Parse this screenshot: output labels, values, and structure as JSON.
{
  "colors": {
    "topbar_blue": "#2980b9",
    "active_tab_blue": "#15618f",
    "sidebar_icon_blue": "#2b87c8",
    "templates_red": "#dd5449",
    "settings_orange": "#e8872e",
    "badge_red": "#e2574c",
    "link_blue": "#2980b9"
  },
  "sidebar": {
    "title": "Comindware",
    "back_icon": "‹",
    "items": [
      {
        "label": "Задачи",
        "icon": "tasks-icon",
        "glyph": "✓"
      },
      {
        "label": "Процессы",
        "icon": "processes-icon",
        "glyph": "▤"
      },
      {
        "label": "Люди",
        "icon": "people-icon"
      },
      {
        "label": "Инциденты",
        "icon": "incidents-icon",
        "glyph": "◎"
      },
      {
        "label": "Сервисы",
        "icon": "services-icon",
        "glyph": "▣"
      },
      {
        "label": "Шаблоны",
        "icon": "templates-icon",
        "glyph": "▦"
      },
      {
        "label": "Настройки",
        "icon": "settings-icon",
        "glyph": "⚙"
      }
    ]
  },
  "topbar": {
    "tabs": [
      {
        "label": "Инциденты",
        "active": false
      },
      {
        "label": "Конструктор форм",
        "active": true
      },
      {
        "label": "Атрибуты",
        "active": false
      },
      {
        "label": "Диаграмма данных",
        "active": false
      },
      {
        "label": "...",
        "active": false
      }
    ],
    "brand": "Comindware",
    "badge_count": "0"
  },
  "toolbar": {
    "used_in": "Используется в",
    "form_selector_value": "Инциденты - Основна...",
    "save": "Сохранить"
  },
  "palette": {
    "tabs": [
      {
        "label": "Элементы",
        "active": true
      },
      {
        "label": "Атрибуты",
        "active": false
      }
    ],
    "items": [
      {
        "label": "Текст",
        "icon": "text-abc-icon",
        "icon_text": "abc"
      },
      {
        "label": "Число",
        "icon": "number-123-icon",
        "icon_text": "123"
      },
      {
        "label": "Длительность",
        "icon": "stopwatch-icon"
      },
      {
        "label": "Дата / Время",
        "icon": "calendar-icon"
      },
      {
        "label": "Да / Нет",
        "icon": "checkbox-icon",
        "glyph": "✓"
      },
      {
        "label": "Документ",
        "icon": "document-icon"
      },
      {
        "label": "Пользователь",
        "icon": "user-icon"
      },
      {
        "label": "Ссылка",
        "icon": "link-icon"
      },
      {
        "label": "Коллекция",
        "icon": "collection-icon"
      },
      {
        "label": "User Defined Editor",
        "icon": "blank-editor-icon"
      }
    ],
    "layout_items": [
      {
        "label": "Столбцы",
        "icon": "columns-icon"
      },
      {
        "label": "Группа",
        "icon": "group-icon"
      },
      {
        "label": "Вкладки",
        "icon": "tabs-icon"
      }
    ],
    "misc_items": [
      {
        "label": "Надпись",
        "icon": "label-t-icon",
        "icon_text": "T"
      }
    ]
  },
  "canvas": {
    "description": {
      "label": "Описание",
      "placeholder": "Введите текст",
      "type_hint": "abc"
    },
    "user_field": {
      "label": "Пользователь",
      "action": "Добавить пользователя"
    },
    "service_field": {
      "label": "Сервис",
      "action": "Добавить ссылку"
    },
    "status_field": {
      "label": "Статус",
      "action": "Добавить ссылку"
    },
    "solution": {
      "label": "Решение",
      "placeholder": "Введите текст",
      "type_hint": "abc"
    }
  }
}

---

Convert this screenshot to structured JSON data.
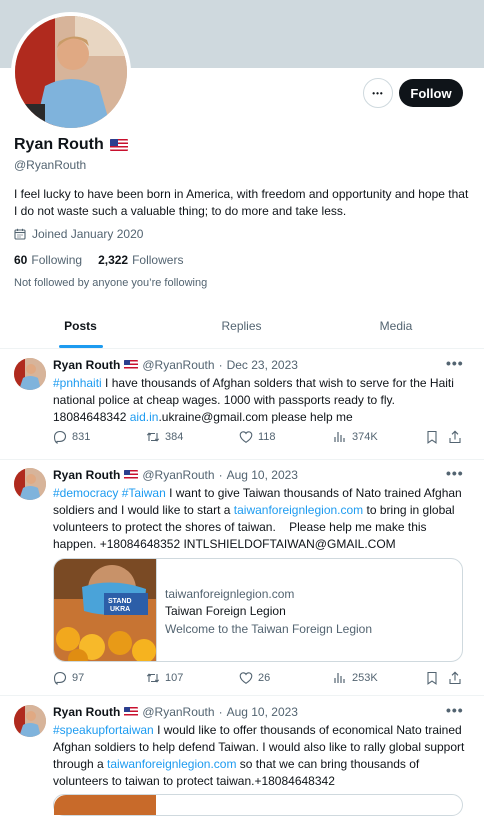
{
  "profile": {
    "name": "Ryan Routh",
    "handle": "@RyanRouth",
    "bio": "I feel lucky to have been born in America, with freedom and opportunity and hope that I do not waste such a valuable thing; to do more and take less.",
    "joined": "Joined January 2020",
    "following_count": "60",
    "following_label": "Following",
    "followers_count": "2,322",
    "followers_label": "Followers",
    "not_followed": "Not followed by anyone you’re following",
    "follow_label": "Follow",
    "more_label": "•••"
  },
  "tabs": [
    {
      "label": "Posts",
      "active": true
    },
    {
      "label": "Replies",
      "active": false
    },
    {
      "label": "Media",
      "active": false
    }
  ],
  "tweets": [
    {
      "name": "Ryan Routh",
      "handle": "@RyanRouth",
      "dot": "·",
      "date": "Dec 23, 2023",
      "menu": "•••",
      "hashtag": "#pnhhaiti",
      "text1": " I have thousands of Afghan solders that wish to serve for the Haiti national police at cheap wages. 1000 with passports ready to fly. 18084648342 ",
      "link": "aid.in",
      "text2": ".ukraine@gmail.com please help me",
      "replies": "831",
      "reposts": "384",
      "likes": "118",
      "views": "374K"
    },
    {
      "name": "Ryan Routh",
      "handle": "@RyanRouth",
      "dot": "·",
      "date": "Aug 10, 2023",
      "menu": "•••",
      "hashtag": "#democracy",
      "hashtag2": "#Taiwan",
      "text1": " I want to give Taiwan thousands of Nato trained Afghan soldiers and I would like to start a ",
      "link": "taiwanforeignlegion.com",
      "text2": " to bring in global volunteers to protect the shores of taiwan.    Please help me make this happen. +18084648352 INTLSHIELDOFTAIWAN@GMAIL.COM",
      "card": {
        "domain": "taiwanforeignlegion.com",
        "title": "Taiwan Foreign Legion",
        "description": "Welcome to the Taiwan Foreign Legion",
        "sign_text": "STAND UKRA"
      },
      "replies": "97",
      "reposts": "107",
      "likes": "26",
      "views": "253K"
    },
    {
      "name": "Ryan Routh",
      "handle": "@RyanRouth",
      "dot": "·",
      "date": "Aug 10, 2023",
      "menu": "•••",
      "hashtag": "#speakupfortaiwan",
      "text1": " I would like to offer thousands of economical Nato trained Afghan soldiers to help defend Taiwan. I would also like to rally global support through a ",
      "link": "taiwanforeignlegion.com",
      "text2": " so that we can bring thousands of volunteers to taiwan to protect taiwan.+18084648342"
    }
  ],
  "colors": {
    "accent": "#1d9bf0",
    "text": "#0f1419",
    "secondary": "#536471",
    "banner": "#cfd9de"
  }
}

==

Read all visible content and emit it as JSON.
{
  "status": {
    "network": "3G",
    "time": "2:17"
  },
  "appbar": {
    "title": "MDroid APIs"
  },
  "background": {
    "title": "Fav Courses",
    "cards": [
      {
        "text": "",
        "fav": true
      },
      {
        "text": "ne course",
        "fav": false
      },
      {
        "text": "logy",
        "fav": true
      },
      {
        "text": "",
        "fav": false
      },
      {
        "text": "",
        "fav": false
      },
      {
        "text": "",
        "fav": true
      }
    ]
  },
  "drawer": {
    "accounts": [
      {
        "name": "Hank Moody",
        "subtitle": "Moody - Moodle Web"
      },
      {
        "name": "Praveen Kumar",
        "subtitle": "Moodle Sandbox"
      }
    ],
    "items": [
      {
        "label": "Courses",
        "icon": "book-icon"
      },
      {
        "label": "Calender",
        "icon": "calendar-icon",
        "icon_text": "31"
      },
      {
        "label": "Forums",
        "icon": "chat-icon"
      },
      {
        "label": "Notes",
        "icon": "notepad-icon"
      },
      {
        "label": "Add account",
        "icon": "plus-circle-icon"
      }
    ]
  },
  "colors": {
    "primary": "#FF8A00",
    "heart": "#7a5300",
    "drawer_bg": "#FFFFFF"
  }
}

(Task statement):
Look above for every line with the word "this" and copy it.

(Expected answer):
Parse this screenshot: output labels, values, and structure as JSON.
Convert this screenshot to structured JSON data.
      "text2": " to bring in global volunteers to protect the shores of taiwan.    Please help me make this happen. +18084648352 INTLSHIELDOFTAIWAN@GMAIL.COM",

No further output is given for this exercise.